Despite Understanding Benefits Consumers Still Confused About What Can Be Recycled

Nine in ten adults (87%) report that they recycle, though only half of adults (51%) recycle every day, according to a national survey of over 1,000 U.S. adults conducted by Ipsos Public Affairs on behalf of Yesterday’s News. Roughly a third (36%) tend to recycle less frequently, while 13% admit that they never recycle. Those most likely to recycle on a daily basis are college graduates (59%), adults aged 55 and older (57%), residents of the Northeast (58%) and West (56%).


U.S. adults do see a wide variety of benefits of recycling, particularly that it helps to reduce landfills (81%), saves trees (69%), and conserves energy (62%). Many also believe that recycling has economic benefits, such as creating jobs (45%) and making money (33%). Very few are unsure of the benefits (3%) or do not see any of these as advantages.
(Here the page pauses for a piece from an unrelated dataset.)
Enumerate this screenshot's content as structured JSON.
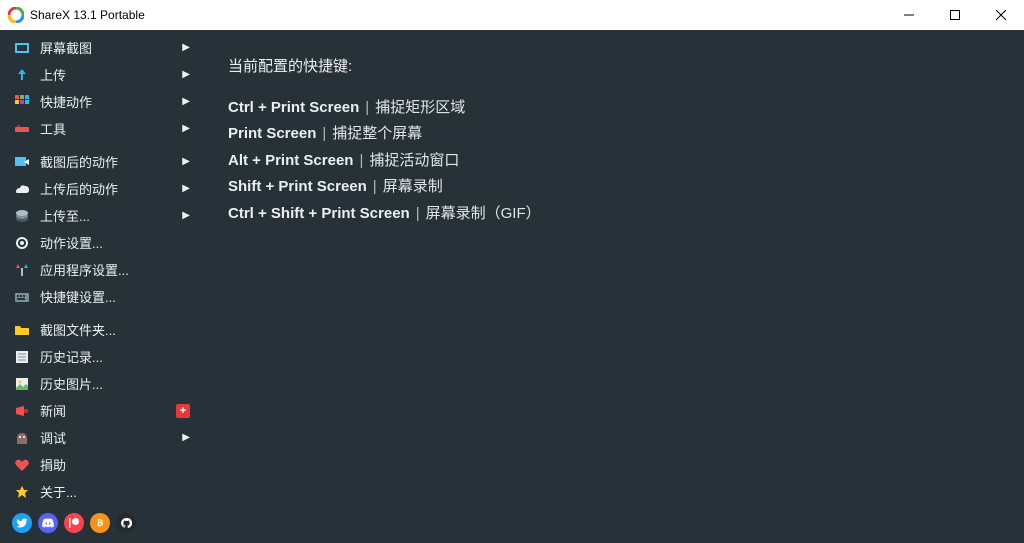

Though many acknowledge the many benefits of recycling, adults cite a variety of barriers that prevent them from recycling more, with the top reason being that it is not accessible or convenient to where they live (25%). Others report that it is too time consuming (10%), that they just forget (10%), that they aren’t sure what is recyclable and what isn’t (8%), or the cost (6%). Very few report that ideological concerns prevent them from recycling more often, such as feeling their efforts wouldn’t make a difference (3%), not thinking it’s important (2%), or not understanding the environmental benefit (1%). At the same time, a majority (52%) reports that none of these barriers prevent them from recycling.


Nearly three quarters (72%) report that they recycle to most at home, either through curbside recycling (46%) or by taking their recyclables to a local recycling center (26%). Just 6% say that they recycle most at work, though this proportion jumps to 11% among full-​time workers. One in ten (10%) say that they recycle elsewhere and 12% report that they do not recycle at all.

The most commonly recycled items include plastics, such as water bottles and packaging (69%); metals, such as soda cans and soup cans (64%); newspapers (56%); other paper products such as cardboard boxes, magazines, junk mail, etc. (56%); and glass, such as jars and juice bottles (49%). Fewer report that they most recycle electronics, such as CDs or old computer parts (14%) or other items (4%).

  • Older adults, college graduates, and residents of the Northeast – those who also tend to recycle most frequently, are also more likely to recycle a wider variety of items, particularly glass, newspapers, and other paper products.


While majorities say that they recycle plastics, metal and paper products, there does some to be some confusion about which items can be recycled and which cannot. While majorities understand that cell phones (78%) and motor oil (67%) can be recycled, many are unaware that other, less typical items can also be recycled, such as trophies (36%) and crayons (36%). Conversely, many may be trying to recycle items that are not actually recyclable, such as pizza boxes (77%) and juice boxes (73%). Waxed paper and cardboard that is contaminated by food cannot be recycled.

Similarly, many adults are unconscious of the fact that certain household items are often made from recycled paper. A third (34%) report that they would be most surprised to learn that cat litter can be made from recycled paper, followed by greeting cards (8%), egg cartons (6%), and phone books (5%). However, nearly half (48%) say that they would not be surprised to learn that any of these items are made from recycled materials.

  • Adults under 35 (42%) and residents of the West (41%) are most likely to be surprised that cat litter can be made from recycled paper. However, there is very little difference between cat owners and those without a cat at home (33% vs. 35%).

When unsure as to whether an item is recyclable, half of adults (50%) say that they are most likely to just throw the item away. Roughly one in six (18%) say that they would put it into the recycling bin anyway. Just a quarter (26%) report that they would look it up before deciding whether to throw it in the trash or the recycling bin.

Perhaps some of these misperceptions about what can be recycled and what can’t stems from a lack of information. Nearly half (47%) say that they haven’t learned anything about recycling in over six months and 12% report that they have never learned anything about recycling. At the same time, some are exposed to this information more regularly, with 13% reporting that they are flooded with information about recycling and an additional 29% saying that they learned something about recycling in the last month.

[Source:  "Nine in Ten Adults Recycle, but Only Half Do So Daily."  Ipsos Public Affairs/Yesterday's News.  13 July 2011.  Web.  22 July 2011.]